In 1976, the U.S. Bicentennial was celebrated throughout the United States and the U.S. Congress passed an act to allow Guam and the U.S. Virgin Islands to write constitutions. Every state in the U.S. as well as Puerto Rico and the CNMI have constitutions. The timing of this approval was also linked to the commonwealth status granted to the CNMI around the same time. By the way, within a couple of years after becoming a commonwealth, the CNMI had an approved constitution.
In my opinion, in the early 1970s, Guam was envious of the attention the federal government was paying to our island neighbors to the north. The CNMI was getting politically developed at a rate that was superior to Guam. In 1969, the CNMI approved a proposal to unify with Guam, and the same year this idea was rejected by Guam voters. At the time the federal government was working with the CNMI to become a commonwealth, a federal task force made a policy recommendation to also grant Guam this status. Leaders on Guam were never told about this idea even though President Ford directed officials to implement the suggestion.
After Congress passed the authorization, Guam held a very deliberate constitutional convention in 1977 led by Carl Gutierrez. The draft document is available on Guampedia and is very interesting to read. A very thick book of the proceedings was made and is still available to review at various public libraries. The meetings show a very healthy and forward-thinking set of discussions for Guam.
The draft constitution was approved by the U.S. Congress but was defeated by Guam voters primarily due to fears that this move would change Guam’s political status. It is likely that voters on Guam could still approve this document and in my opinion, this should be a top priority for our leaders.
Guam could approve this document with a phased-in schedule to allow the document to be amended somewhat to bring it up to date. On the other hand, the Guam Legislature could call a constitutional convention under federal law and simply make needed corrections. The easiest way to do this is for the senators to draft out the updates, hold hearings and then hold a one-day convention populated by the senators. The key flaw in the current draft is that it is extremely difficult to amend.
Guam could also use an updated draft as a form of political communication with the federal government. Congress must consider the draft constitutions under a strict timeline. The preamble of the current draft constitution partly reads, “… assuming the responsibilities of self-government within political union with the United States .…” This could be updated to read, “… assuming the responsibilities of self-government as a colony of the United States …” After all, the U.S. put Guam on the list of non-self-governing territories in 1946. The key is to use the options Guam has available. We should have a Guam Constitution and our leaders can make it happen.
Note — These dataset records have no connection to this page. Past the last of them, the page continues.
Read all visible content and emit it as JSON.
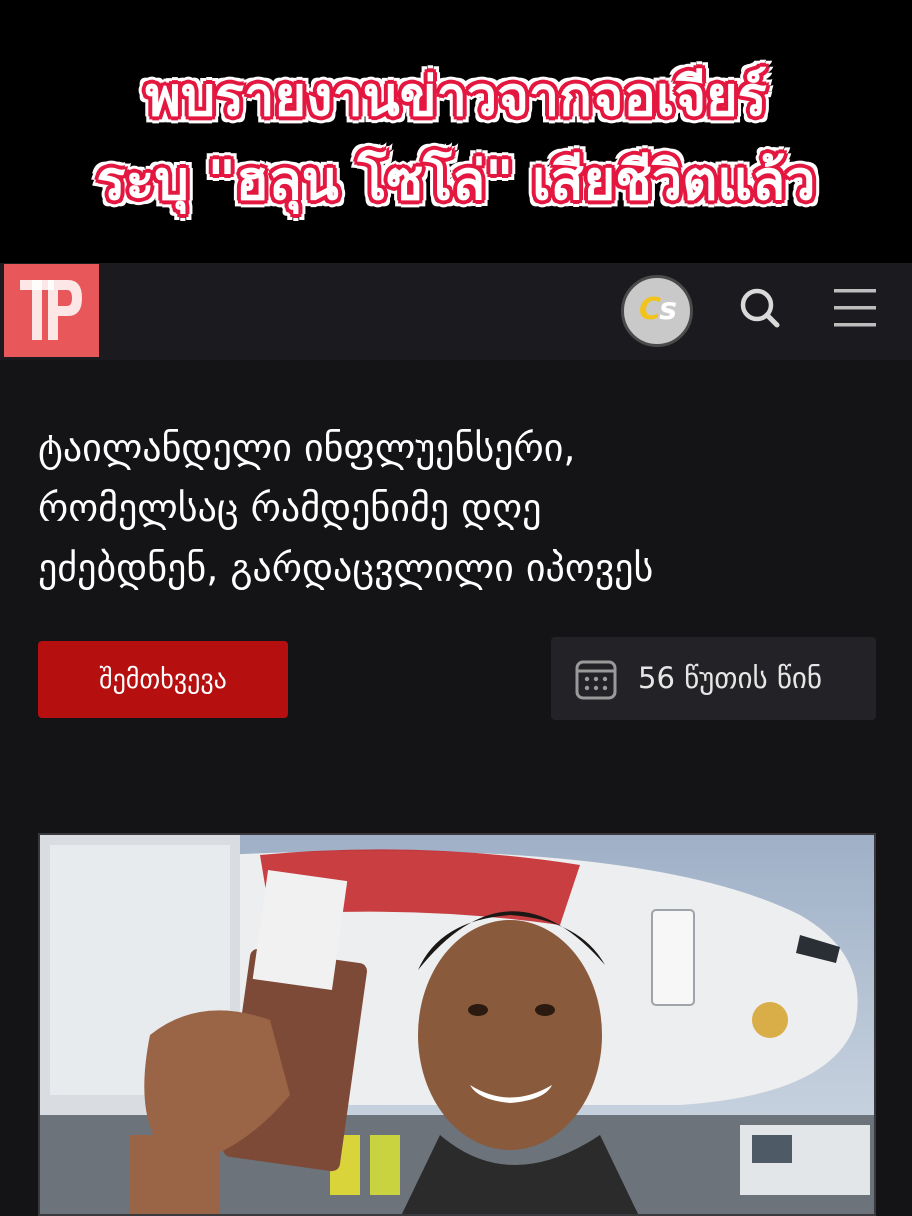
{
  "caption": {
    "line1": "พบรายงานข่าวจากจอเจียร์",
    "line2": "ระบุ \"ฮลุน โซโล่\" เสียชีวิตแล้ว"
  },
  "header": {
    "logo_icon": "ip-logo-icon",
    "badge_text_c": "C",
    "badge_text_s": "s",
    "search_icon": "search-icon",
    "menu_icon": "hamburger-menu-icon"
  },
  "article": {
    "headline_line1": "ტაილანდელი ინფლუენსერი,",
    "headline_line2": "რომელსაც რამდენიმე დღე",
    "headline_line3": "ეძებდნენ, გარდაცვლილი იპოვეს",
    "category": "შემთხვევა",
    "time_ago": "56 წუთის წინ",
    "calendar_icon": "calendar-icon"
  },
  "colors": {
    "accent_red": "#b50f10",
    "logo_red": "#e8585a",
    "caption_outline": "#e3173f",
    "background": "#141417"
  }
}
Ron McNinch teaches at the University of Guam School of Business and Public Administration.